McCoy saw himself as a baseball announcer when he was starting out, and he still loves the game. He can talk about how much he dislikes the infield shift and the lack of opposite-field hitting, but also why the sport is a favorite of broadcasters.

“I think it’s probably, for announcers, probably the best game. ... You can do so many things," he said.

How the media and the game have evolved

Obviously McCoy, an accomplished pianist, among other things, has interests beyond basketball. He’s curious, an observer, and he has watched as the relationship between media and players has changed over the years.

“Going back a number of years ago, if you had a news story or a sports story … that you were interested in bringing up, you made sure you had checked out every detail to just be certain that if you were going to release a certain story, that it was accurate,” he said. “That’s changed, because everyone’s a specialist now on the internet.”

McCoy has also seen a change in the players themselves.

“Players are just different,” McCoy said. “You’re dealing with a lot younger players." Where players used to spend at least three or four years playing in college, that's no longer always the case, with so many players staying for only a single season before declaring for the NBA draft.

McCoy isn't blaming players, though.

"We have to be honest with ourselves — there are reporters that are looking for something under the table, or make that individual not look good," he said. "And the players realize this can happen and that makes them even more hesitant to reply."

McCoy is no stranger to calling games remotely

McCoy can talk about anything.

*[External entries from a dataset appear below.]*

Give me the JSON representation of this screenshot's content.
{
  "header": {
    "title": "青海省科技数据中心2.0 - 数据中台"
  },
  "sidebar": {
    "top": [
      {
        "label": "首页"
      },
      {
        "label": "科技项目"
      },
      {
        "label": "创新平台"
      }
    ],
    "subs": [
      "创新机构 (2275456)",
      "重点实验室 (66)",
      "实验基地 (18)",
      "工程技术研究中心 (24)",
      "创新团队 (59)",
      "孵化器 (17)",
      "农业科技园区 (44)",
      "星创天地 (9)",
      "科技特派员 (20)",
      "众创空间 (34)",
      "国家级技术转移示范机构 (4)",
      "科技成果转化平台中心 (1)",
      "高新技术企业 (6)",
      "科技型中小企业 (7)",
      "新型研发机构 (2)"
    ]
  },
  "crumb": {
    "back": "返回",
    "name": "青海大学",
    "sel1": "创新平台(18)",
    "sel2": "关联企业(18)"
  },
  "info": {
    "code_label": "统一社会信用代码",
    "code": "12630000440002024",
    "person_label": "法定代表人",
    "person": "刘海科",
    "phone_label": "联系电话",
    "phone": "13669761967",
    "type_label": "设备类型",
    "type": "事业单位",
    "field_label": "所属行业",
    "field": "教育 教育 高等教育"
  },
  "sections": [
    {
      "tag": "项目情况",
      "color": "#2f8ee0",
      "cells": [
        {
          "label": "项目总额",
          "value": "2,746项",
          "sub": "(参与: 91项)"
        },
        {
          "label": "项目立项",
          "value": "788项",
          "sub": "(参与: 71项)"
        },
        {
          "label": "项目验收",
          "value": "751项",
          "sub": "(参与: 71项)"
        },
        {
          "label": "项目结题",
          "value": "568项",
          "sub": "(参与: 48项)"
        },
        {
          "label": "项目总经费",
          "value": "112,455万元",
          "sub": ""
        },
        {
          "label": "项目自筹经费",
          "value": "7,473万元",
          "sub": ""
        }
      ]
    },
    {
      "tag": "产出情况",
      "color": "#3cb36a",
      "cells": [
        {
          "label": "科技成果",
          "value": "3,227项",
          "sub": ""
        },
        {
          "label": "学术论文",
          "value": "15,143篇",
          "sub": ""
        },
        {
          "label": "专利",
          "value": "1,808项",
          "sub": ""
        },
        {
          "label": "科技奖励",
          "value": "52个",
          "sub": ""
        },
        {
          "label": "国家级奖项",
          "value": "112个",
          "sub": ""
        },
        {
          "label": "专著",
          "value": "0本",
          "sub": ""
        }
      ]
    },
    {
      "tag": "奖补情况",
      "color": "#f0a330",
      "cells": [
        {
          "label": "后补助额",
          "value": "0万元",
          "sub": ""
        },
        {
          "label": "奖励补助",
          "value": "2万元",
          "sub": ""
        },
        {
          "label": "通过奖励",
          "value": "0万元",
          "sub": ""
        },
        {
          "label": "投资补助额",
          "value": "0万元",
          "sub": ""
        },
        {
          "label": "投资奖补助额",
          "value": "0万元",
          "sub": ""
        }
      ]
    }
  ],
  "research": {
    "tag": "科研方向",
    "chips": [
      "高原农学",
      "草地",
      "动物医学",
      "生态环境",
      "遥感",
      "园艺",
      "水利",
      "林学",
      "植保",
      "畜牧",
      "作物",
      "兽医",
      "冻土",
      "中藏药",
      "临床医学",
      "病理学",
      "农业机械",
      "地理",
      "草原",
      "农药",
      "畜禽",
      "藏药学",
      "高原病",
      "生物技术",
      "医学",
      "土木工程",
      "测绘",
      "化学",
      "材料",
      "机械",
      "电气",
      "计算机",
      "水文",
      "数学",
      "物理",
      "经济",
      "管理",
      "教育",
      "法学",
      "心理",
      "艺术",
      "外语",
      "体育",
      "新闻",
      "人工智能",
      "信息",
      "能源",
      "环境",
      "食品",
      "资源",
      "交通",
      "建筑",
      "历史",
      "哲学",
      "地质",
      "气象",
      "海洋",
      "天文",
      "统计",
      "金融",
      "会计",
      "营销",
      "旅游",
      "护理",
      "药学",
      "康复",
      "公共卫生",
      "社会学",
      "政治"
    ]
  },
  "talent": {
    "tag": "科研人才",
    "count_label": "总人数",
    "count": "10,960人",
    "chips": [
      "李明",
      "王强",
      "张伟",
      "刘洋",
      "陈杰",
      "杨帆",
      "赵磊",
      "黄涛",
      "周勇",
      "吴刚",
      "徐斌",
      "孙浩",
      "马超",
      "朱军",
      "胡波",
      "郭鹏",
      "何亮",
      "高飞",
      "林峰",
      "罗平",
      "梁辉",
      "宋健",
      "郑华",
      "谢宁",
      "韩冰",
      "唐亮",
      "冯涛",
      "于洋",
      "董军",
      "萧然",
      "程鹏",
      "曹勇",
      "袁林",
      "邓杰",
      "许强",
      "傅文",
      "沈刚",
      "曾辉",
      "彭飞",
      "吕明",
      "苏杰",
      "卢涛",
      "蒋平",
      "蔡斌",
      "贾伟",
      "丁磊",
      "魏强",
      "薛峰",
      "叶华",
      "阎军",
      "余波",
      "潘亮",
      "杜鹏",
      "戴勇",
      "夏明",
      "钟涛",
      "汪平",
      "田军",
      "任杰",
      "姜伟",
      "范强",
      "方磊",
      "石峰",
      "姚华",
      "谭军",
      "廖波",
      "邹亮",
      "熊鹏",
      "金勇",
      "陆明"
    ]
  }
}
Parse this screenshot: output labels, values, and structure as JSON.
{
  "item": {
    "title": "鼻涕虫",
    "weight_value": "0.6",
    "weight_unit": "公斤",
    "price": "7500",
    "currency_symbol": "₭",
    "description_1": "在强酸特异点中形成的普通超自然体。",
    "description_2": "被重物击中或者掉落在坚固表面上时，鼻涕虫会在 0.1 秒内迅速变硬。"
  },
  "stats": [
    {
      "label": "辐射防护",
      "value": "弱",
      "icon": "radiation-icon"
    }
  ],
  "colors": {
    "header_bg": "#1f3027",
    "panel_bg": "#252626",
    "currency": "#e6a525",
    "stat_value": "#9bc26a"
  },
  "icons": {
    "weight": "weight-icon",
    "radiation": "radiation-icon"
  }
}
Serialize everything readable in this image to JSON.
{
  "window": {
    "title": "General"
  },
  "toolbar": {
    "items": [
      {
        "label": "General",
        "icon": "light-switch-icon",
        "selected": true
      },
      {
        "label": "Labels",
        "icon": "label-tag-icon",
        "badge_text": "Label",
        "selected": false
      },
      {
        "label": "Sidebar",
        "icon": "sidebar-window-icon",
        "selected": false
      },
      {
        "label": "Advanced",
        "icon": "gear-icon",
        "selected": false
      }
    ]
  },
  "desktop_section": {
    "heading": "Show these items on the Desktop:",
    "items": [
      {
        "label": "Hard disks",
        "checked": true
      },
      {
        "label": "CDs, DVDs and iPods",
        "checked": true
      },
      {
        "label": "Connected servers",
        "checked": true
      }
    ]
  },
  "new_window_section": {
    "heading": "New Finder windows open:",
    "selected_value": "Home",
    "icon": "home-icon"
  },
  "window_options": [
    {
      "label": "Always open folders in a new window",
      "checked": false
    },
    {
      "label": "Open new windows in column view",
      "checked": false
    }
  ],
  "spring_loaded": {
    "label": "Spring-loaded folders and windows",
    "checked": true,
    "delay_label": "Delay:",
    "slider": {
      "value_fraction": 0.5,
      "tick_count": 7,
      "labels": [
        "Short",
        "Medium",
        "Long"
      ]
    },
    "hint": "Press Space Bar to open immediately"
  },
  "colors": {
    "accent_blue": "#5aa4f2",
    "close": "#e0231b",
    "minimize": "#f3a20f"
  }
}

And he knows what people want to hear, whether it’s during a game or when he’s telling stories about made-up baseball games.

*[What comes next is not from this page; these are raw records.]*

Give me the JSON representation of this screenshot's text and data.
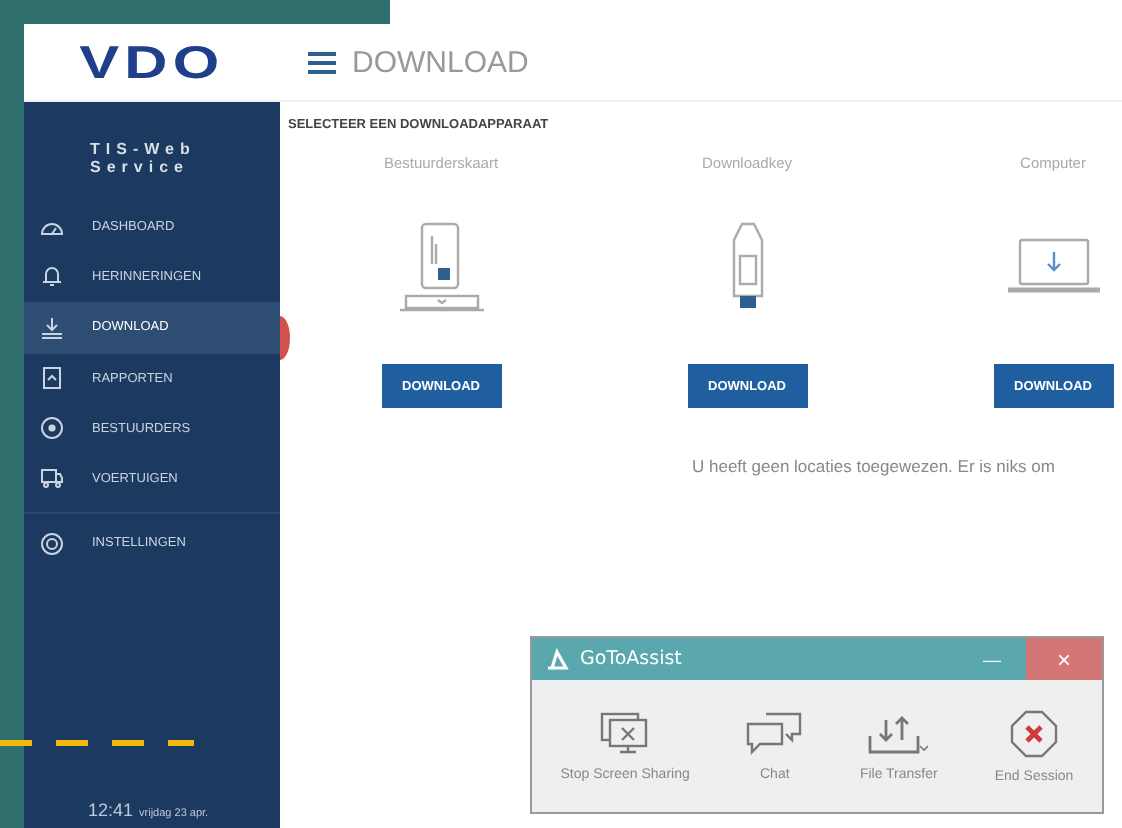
{
  "header": {
    "logo": "VDO",
    "title": "DOWNLOAD"
  },
  "sidebar": {
    "brand": "TIS-Web Service",
    "items": [
      {
        "kind": "dashboard",
        "label": "DASHBOARD",
        "selected": false
      },
      {
        "kind": "bell",
        "label": "HERINNERINGEN",
        "selected": false
      },
      {
        "kind": "download",
        "label": "DOWNLOAD",
        "selected": true
      },
      {
        "kind": "report",
        "label": "RAPPORTEN",
        "selected": false
      },
      {
        "kind": "driver",
        "label": "BESTUURDERS",
        "selected": false
      },
      {
        "kind": "truck",
        "label": "VOERTUIGEN",
        "selected": false
      },
      {
        "kind": "gear",
        "label": "INSTELLINGEN",
        "selected": false
      }
    ],
    "time": "12:41",
    "date": "vrijdag 23 apr."
  },
  "content": {
    "heading": "SELECTEER EEN DOWNLOADAPPARAAT",
    "devices": [
      {
        "kind": "card",
        "label": "Bestuurderskaart",
        "button": "DOWNLOAD"
      },
      {
        "kind": "key",
        "label": "Downloadkey",
        "button": "DOWNLOAD"
      },
      {
        "kind": "computer",
        "label": "Computer",
        "button": "DOWNLOAD"
      }
    ],
    "message": "U heeft geen locaties toegewezen. Er is niks om"
  },
  "assist": {
    "title": "GoToAssist",
    "minimize": "—",
    "close": "×",
    "actions": [
      {
        "kind": "screen",
        "label": "Stop Screen Sharing"
      },
      {
        "kind": "chat",
        "label": "Chat"
      },
      {
        "kind": "transfer",
        "label": "File Transfer"
      },
      {
        "kind": "end",
        "label": "End Session"
      }
    ]
  }
}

Ah yes, that. McCoy wasn’t being willfully deceitful. Not exactly. Like Reagan, he was just doing what broadcasters did back in the day.

But how?

“For many years, Western Union had a service where they would supply the information to baseball broadcasters,” McCoy said, “and Western Union would have a reporter at the site of the baseball games.” The reporter had access to a ticker tape gizmo that fed information about the game to broadcasters.

“Later on, they stopped the service, and then we would have to use just individuals at the ballpark, getting reports on the phone, which got a little difficult, because I was the type broadcaster that wanted to stay on top of the game,” McCoy said. “A lot of broadcasters would be several innings behind, but I liked to stay on top of it.”

The trouble with this system is that anyone calling a game was dependent upon the person feeding them information. McCoy recalled a game being played in Oklahoma City — where McCoy wasn’t.

“We were using a local guy who would call on the phone and give one of my assistants the information inning by inning,” he said. “When he started to send the first report, he wrote, ‘first ending,’ e-n-d-i-n-g, and I realized I was going to be in trouble with this guy all night long.”

As to whether that long-ago experience inadvertently helped prepare him for pandemic broadcasting, well, not as much as he’d hoped.

“It’s a little different” than recreating a baseball game, he said. “You can’t make things up quite as easily when folks are seeing it on the screen.”

So McCoy does what he’s always done: just keeps talking.

Reach Goodykoontz at bill.goodykoontz@arizonarepublic.com. Facebook: facebook.com/GoodyOnFilm. Twitter: @goodyk. Subscribe to the weekly movies newsletter.